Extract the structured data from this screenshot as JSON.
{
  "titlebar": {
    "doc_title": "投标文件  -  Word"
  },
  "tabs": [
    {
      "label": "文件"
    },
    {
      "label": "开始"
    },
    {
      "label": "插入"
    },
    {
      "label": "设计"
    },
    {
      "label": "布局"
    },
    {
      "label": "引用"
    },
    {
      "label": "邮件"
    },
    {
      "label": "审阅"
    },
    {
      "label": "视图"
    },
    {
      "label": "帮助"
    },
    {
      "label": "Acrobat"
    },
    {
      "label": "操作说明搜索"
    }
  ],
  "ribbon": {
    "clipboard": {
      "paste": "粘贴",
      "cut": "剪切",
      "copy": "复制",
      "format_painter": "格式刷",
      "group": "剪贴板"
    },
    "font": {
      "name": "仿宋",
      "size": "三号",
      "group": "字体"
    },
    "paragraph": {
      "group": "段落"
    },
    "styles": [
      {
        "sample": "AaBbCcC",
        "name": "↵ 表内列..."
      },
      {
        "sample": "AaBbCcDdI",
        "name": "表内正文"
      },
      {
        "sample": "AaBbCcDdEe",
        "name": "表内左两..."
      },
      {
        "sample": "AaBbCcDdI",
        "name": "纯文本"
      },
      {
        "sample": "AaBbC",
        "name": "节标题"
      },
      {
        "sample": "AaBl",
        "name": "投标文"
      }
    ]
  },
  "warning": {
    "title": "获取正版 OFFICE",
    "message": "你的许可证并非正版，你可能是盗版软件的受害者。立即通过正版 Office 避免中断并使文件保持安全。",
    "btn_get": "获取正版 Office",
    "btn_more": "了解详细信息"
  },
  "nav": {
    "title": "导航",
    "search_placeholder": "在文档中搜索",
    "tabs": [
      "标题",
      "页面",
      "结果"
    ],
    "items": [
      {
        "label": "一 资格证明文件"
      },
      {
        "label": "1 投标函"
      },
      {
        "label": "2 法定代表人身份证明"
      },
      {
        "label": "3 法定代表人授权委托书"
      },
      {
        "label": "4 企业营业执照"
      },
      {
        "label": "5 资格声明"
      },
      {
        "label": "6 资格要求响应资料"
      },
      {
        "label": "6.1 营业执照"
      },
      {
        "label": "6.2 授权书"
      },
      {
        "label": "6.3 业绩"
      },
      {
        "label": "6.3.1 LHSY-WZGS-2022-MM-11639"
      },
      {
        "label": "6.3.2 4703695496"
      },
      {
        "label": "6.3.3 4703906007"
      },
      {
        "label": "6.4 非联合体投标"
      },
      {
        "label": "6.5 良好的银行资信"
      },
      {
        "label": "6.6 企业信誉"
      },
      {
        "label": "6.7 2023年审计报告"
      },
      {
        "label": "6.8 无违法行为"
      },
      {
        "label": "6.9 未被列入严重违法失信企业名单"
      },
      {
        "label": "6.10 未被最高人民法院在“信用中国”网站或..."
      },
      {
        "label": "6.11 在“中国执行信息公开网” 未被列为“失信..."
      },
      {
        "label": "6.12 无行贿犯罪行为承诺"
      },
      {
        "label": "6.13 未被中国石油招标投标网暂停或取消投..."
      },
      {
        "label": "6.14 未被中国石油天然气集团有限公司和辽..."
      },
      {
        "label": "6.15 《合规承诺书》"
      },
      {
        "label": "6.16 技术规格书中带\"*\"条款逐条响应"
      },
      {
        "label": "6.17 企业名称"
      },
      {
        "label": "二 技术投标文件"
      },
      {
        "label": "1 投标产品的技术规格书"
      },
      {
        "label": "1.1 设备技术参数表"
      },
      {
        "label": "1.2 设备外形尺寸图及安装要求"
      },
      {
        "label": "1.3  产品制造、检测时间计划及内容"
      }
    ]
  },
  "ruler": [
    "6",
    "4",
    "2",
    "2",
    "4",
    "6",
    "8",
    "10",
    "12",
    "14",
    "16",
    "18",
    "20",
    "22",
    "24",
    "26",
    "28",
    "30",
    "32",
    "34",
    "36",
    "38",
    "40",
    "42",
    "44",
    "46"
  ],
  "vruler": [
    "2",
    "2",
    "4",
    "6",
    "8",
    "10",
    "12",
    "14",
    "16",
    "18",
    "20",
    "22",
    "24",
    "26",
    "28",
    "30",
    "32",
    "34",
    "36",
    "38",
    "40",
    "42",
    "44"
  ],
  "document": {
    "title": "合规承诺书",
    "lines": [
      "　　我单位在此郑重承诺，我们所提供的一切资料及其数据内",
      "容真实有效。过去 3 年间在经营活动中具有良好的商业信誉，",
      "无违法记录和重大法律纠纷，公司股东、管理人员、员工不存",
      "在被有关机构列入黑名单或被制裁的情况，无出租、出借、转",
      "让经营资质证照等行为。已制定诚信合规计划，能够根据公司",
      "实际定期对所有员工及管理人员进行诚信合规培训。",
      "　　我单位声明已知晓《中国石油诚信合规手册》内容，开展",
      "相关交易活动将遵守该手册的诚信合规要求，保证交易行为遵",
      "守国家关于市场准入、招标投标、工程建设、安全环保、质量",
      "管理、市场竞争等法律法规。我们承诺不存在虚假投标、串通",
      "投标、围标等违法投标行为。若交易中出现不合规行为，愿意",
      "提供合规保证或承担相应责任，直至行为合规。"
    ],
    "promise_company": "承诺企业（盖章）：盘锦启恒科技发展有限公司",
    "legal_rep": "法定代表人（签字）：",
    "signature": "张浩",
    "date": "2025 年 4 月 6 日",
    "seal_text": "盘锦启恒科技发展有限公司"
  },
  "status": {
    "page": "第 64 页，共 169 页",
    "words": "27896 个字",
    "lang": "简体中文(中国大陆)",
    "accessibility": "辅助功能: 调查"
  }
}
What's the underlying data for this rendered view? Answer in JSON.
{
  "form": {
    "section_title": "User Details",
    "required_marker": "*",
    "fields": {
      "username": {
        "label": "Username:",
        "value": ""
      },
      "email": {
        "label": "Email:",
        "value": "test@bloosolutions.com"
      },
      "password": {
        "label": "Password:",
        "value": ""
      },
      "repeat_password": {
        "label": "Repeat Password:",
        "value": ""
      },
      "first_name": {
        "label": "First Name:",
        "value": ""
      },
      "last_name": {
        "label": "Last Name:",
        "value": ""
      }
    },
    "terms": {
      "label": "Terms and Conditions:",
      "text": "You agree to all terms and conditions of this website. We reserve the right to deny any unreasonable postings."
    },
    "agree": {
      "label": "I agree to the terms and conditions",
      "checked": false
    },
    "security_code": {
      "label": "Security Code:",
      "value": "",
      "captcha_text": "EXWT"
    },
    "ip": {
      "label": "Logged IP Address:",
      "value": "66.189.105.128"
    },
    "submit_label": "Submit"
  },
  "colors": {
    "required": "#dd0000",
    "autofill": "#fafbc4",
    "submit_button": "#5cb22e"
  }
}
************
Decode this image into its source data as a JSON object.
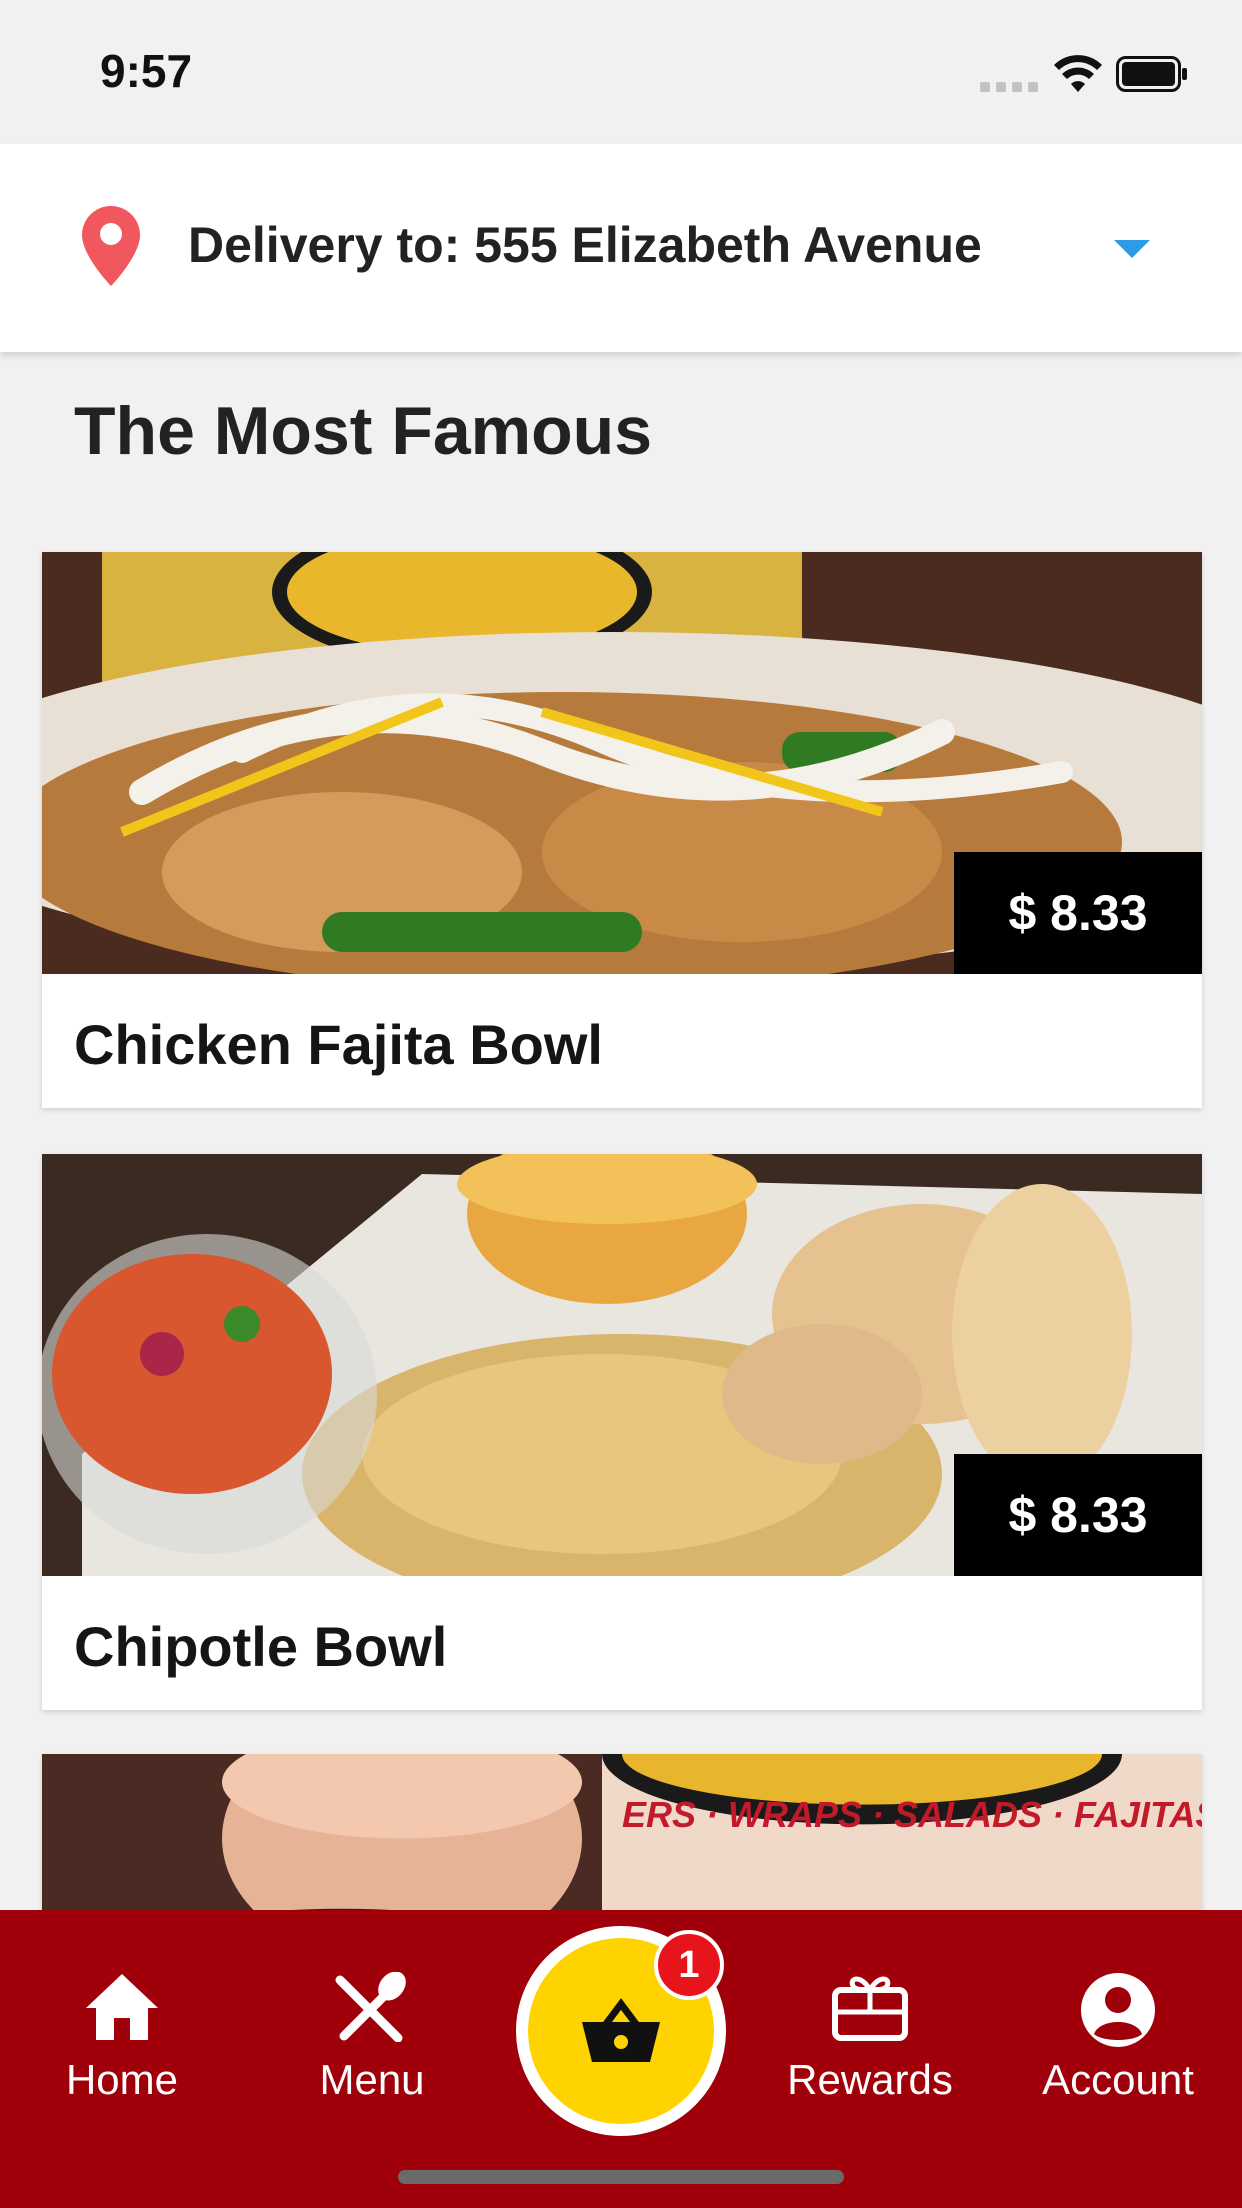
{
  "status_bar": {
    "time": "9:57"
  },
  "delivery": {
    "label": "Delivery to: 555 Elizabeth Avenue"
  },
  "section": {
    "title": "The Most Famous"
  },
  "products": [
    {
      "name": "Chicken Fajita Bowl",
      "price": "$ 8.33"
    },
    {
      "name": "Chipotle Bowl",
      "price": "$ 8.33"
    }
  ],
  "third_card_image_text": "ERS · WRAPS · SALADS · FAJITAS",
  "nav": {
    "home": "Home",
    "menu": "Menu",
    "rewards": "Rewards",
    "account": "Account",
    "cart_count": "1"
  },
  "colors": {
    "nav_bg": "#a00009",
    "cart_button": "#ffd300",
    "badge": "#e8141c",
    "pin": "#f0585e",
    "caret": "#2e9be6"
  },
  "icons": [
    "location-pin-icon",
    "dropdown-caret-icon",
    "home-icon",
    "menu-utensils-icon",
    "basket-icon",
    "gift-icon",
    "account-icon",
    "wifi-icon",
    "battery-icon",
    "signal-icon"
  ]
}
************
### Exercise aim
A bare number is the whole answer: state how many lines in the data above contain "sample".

### Written response
6